Every year, thousands of fires engulf forests, grasslands and moors across Europe. In 2018, more than 204,861 hectares of land were left burnt in Europe and other countries around the Mediterranean, while the previous year wildfires destroyed over 1.2 million hectares. Blazes in the Arctic in June 2020 set a new record in carbon emissions in 18 years of monitoring.
As the trees, shrubs, grass and peat are engulfed by these fires, huge quantities of smoke, soot and other pollutants are released into the air. With large fires, the smoke can rise many kilometres into the stratosphere and spread across entire regions, causing air pollution in areas far away from where the flames are.
“In the eastern Mediterranean we get smoke that blows down from forest fires in Russia and when it happens there is just hazy smoke everywhere,” said Athanasios Nenes, an atmospheric chemist at the Institute of Chemical Engineering Sciences in Patras, Greece. “It can be quite dramatic. They are affecting air quality over entire regions or parts of continents.”
Nenes is the principal investigator of the PyroTRACH project, which is studying how emissions from wildfires change in the atmosphere and the impact this has on human health and climate.
Globally, wildfire smoke is estimated to cause over 339,000 premature deaths a year – far more than those who lose their lives directly in these blazes.
The PyroTRACH researchers are using a special environmental chamber in the laboratory that replicates the conditions found in the atmosphere. They then generate fresh smoke samples by burning different types of plant material, which are allowed to “age” in the chamber.
Over time Nenes and his team have been able to see how the chemistry of the particles in the smoke changes when exposed to the atmosphere, sunlight and darkness.
“We are trying to understand the lifetime of smoke in the atmosphere and how it chemically evolves,” said Nenes. “We want to characterise the impacts it will have on human health and the climate. Does it become more toxic (with age), or have a greater (warming) effect on the climate (than currently thought), or supply more nutrients to ecosystems when it falls back to the ground?”
One of the key findings the team has made since the five-year project began in 2017, is that particles released from burning vegetation in forest fires become more toxic over time.

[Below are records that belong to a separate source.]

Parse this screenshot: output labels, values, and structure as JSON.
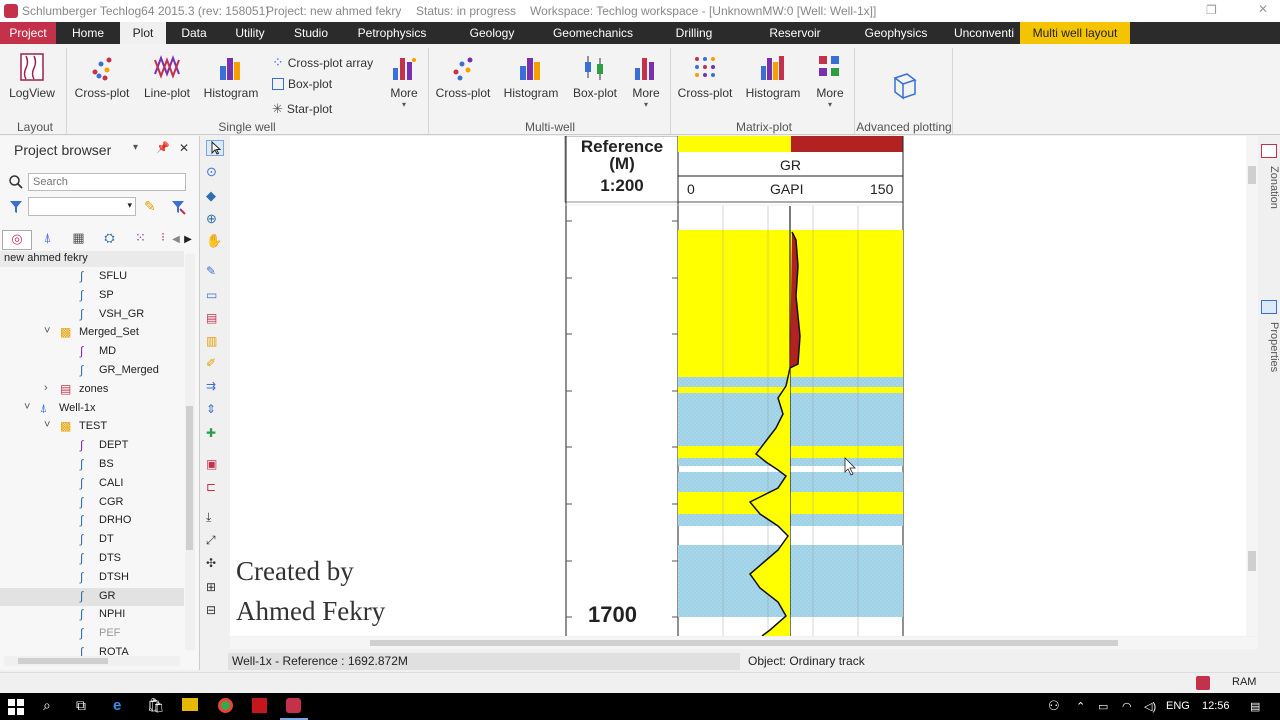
{
  "titlebar": {
    "app": "Schlumberger Techlog64 2015.3 (rev: 158051)",
    "project": "Project: new ahmed fekry",
    "status": "Status: in progress",
    "workspace": "Workspace: Techlog workspace - [UnknownMW:0 [Well: Well-1x]]"
  },
  "menu": {
    "tabs": [
      "Project",
      "Home",
      "Plot",
      "Data",
      "Utility",
      "Studio",
      "Petrophysics",
      "Geology",
      "Geomechanics",
      "Drilling",
      "Reservoir",
      "Geophysics",
      "Unconventi",
      "Multi well layout"
    ],
    "active": "Plot"
  },
  "ribbon": {
    "layout": {
      "logview": "LogView",
      "group": "Layout"
    },
    "single_well": {
      "crossplot": "Cross-plot",
      "lineplot": "Line-plot",
      "histogram": "Histogram",
      "crossplot_array": "Cross-plot array",
      "boxplot": "Box-plot",
      "starplot": "Star-plot",
      "more": "More",
      "group": "Single well"
    },
    "multi_well": {
      "crossplot": "Cross-plot",
      "histogram": "Histogram",
      "boxplot": "Box-plot",
      "more": "More",
      "group": "Multi-well"
    },
    "matrix_plot": {
      "crossplot": "Cross-plot",
      "histogram": "Histogram",
      "more": "More",
      "group": "Matrix-plot"
    },
    "advanced": {
      "group": "Advanced plotting"
    }
  },
  "browser": {
    "title": "Project browser",
    "search_placeholder": "Search",
    "root": "new ahmed fekry",
    "items": [
      {
        "label": "SFLU",
        "kind": "curve"
      },
      {
        "label": "SP",
        "kind": "curve"
      },
      {
        "label": "VSH_GR",
        "kind": "curve"
      },
      {
        "label": "Merged_Set",
        "kind": "set"
      },
      {
        "label": "MD",
        "kind": "curve-purple"
      },
      {
        "label": "GR_Merged",
        "kind": "curve"
      },
      {
        "label": "zones",
        "kind": "zones"
      },
      {
        "label": "Well-1x",
        "kind": "well"
      },
      {
        "label": "TEST",
        "kind": "set"
      },
      {
        "label": "DEPT",
        "kind": "curve-purple"
      },
      {
        "label": "BS",
        "kind": "curve"
      },
      {
        "label": "CALI",
        "kind": "curve"
      },
      {
        "label": "CGR",
        "kind": "curve"
      },
      {
        "label": "DRHO",
        "kind": "curve"
      },
      {
        "label": "DT",
        "kind": "curve"
      },
      {
        "label": "DTS",
        "kind": "curve"
      },
      {
        "label": "DTSH",
        "kind": "curve"
      },
      {
        "label": "GR",
        "kind": "curve"
      },
      {
        "label": "NPHI",
        "kind": "curve"
      },
      {
        "label": "PEF",
        "kind": "curve"
      },
      {
        "label": "ROTA",
        "kind": "curve"
      }
    ],
    "selected": "GR"
  },
  "plot": {
    "reference_title": "Reference",
    "reference_unit": "(M)",
    "scale": "1:200",
    "depth_label": "1700",
    "track_name": "GR",
    "track_min": "0",
    "track_unit": "GAPI",
    "track_max": "150",
    "watermark_line1": "Created by",
    "watermark_line2": "Ahmed Fekry",
    "side_tab_top": "Zonation",
    "side_tab_bottom": "Properties",
    "colors": {
      "sand": "#ffff00",
      "shale": "#a7d7ea",
      "header_red": "#b22222"
    }
  },
  "status": {
    "left": "Well-1x - Reference : 1692.872M",
    "right": "Object: Ordinary track"
  },
  "taskbar": {
    "lang": "ENG",
    "time": "12:56",
    "ram": "RAM"
  }
}
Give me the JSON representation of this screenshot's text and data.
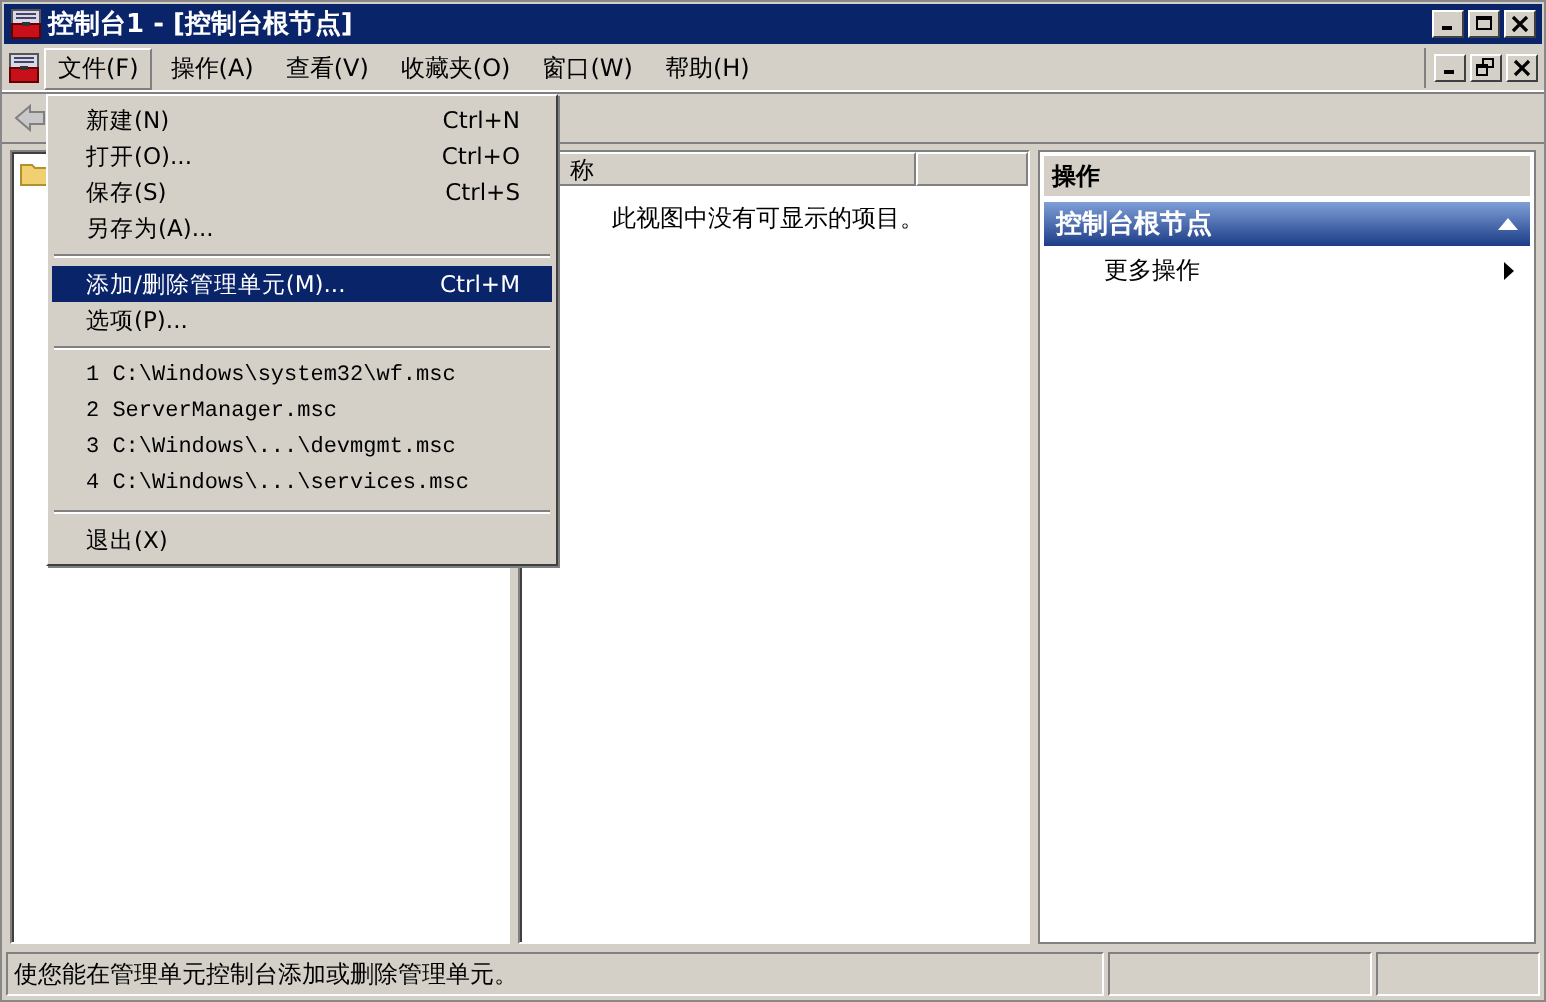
{
  "window": {
    "title": "控制台1 - [控制台根节点]"
  },
  "menu_bar": [
    {
      "label": "文件(F)",
      "selected": true
    },
    {
      "label": "操作(A)",
      "selected": false
    },
    {
      "label": "查看(V)",
      "selected": false
    },
    {
      "label": "收藏夹(O)",
      "selected": false
    },
    {
      "label": "窗口(W)",
      "selected": false
    },
    {
      "label": "帮助(H)",
      "selected": false
    }
  ],
  "file_menu": [
    {
      "kind": "item",
      "label": "新建(N)",
      "shortcut": "Ctrl+N",
      "selected": false
    },
    {
      "kind": "item",
      "label": "打开(O)...",
      "shortcut": "Ctrl+O",
      "selected": false
    },
    {
      "kind": "item",
      "label": "保存(S)",
      "shortcut": "Ctrl+S",
      "selected": false
    },
    {
      "kind": "item",
      "label": "另存为(A)...",
      "selected": false
    },
    {
      "kind": "separator"
    },
    {
      "kind": "item",
      "label": "添加/删除管理单元(M)...",
      "shortcut": "Ctrl+M",
      "selected": true
    },
    {
      "kind": "item",
      "label": "选项(P)...",
      "selected": false
    },
    {
      "kind": "separator"
    },
    {
      "kind": "recent",
      "label": "1 C:\\Windows\\system32\\wf.msc",
      "selected": false
    },
    {
      "kind": "recent",
      "label": "2 ServerManager.msc",
      "selected": false
    },
    {
      "kind": "recent",
      "label": "3 C:\\Windows\\...\\devmgmt.msc",
      "selected": false
    },
    {
      "kind": "recent",
      "label": "4 C:\\Windows\\...\\services.msc",
      "selected": false
    },
    {
      "kind": "separator"
    },
    {
      "kind": "item",
      "label": "退出(X)",
      "selected": false
    }
  ],
  "results_pane": {
    "columns": [
      "称",
      ""
    ],
    "empty_message": "此视图中没有可显示的项目。"
  },
  "actions_pane": {
    "title": "操作",
    "section": {
      "title": "控制台根节点",
      "expanded": true
    },
    "items": [
      {
        "label": "更多操作"
      }
    ]
  },
  "status_bar": {
    "text": "使您能在管理单元控制台添加或删除管理单元。"
  }
}
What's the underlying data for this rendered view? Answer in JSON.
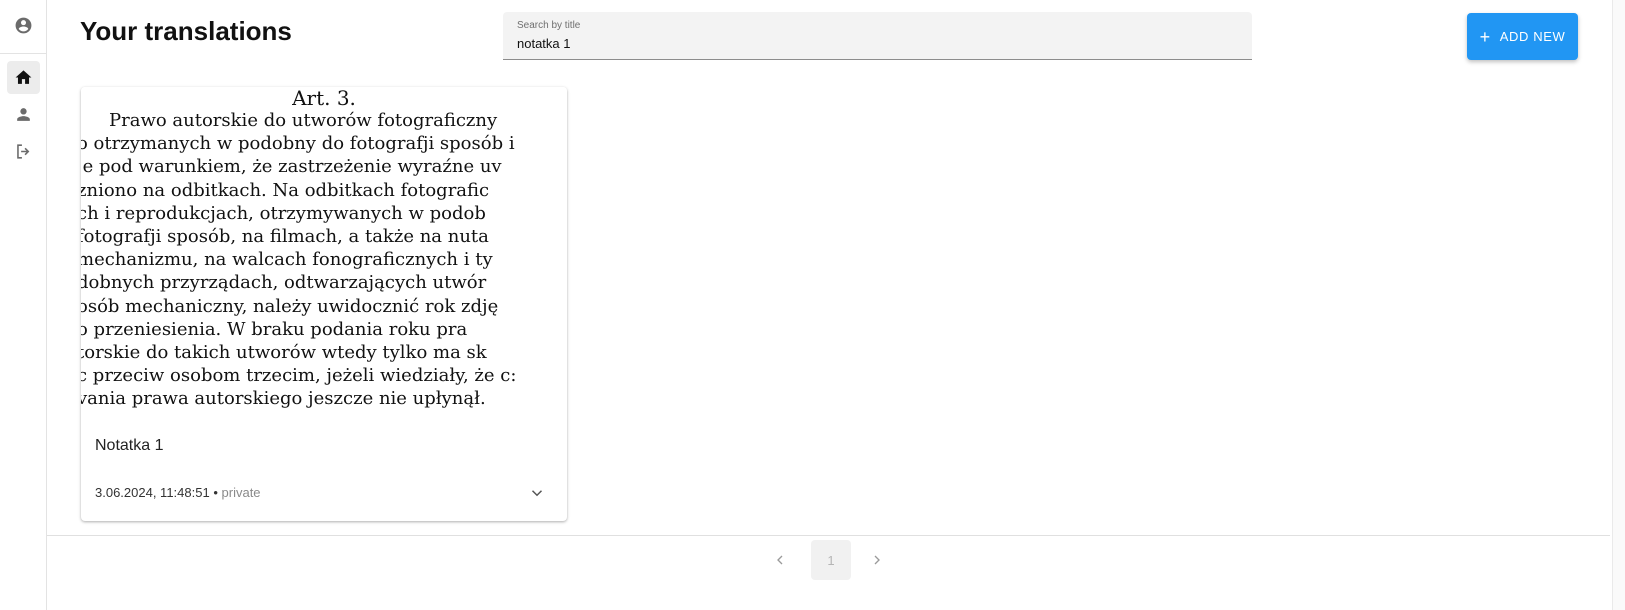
{
  "sidebar": {
    "items": [
      {
        "icon": "account-circle-icon",
        "label": "Account"
      },
      {
        "icon": "home-icon",
        "label": "Home",
        "active": true
      },
      {
        "icon": "person-icon",
        "label": "Profile"
      },
      {
        "icon": "logout-icon",
        "label": "Logout"
      }
    ]
  },
  "header": {
    "title": "Your translations",
    "search": {
      "label": "Search by title",
      "value": "notatka 1"
    },
    "add_button": {
      "icon": "+",
      "label": "ADD NEW"
    }
  },
  "cards": [
    {
      "thumbnail_text": {
        "heading": "Art. 3.",
        "lines": [
          "Prawo autorskie do utworów  fotograficzny",
          "o otrzymanych w podobny do fotografji sposób i",
          "je pod warunkiem, że zastrzeżenie wyraźne uv",
          "zniono na odbitkach. Na odbitkach fotografic",
          "ch i reprodukcjach, otrzymywanych w podob",
          " fotografji sposób, na filmach, a także na nuta",
          " mechanizmu, na walcach fonograficznych i ty",
          "dobnych przyrządach, odtwarzających utwór",
          "osób mechaniczny, należy uwidocznić rok zdję",
          "o przeniesienia. W braku podania roku pra",
          "torskie do takich utworów wtedy tylko ma sk",
          "c przeciw osobom trzecim, jeżeli wiedziały, że c:",
          "vania prawa autorskiego jeszcze nie upłynął."
        ]
      },
      "title": "Notatka 1",
      "date": "3.06.2024, 11:48:51",
      "separator": "•",
      "visibility": "private"
    }
  ],
  "pagination": {
    "current": "1"
  }
}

While in the air the smoke particles chemically react with trace radicals – molecules with unpaired electrons – to undergo a process known as oxidation. This converts the compounds in the smoke particles into highly reactive compounds. When they are breathed in, these reactive compounds – known as free radicals – can damage cells and tissues in the body.
“We know that breathing in smoke when you are close to a fire is not good, but we have seen that over time it gets worse – up to four times more toxic a day down the road,” said Nenes, referring to some of their experiment results. “These results show smoke samples taken from the air more than five hours after they were released from a fire, were twice as toxic than when they were first released and as they aged further in the laboratory the toxicity increased to four times the original levels.”
‘People might not even be aware they are breathing in the fumes from a faraway forest fire, but it will be affecting their health.’
Reactive compounds from wildfire smoke are thought to have a number of short and long-term health effects, such as making people more prone to infections, bringing on breathing difficulties and leaving some people more prone to heart attacks.
“At the same time the smoke particles also contain carcinogens, which also oxidise and become more carcinogenic, increasing the risk of cancers,” said Nenes.
This increase in toxicity is a particular concern as smoke from large wildfires is known to travel across whole continents and even oceans. Smoke billowing from forest fires in Alberta, Canada, for example, was tracked as spreading down the east coast of the US, across the Atlantic and into Europe in 2019. Similarly, smoke from the recent devastating fires in Australia engulfed South America and pollution from wildfires in Siberia have spread to western Canada and the US.
This means that large wildfires can have dramatic impacts on the air quality and visibility in cities far away from the source of the smoke, which can then make urban air pollution worse, increasing the risk of health problems and deaths among those living there.
Nenes hopes that characterising the pollution from wildfires and domestic woodburning could help to improve climate change models as some of the soot released by fires – known as brown carbon – plays a considerable role in absorbing heat from the sun, and makes global warming worse.
Knowing how much of this brown carbon is produced in wildfires and domestic woodburning would allow climate scientists to make better predictions.
With climate models already showing that wildfires are likely to become more common and intense as global temperatures increase, the smoke they produce could pose an even greater risk to human health and the environment.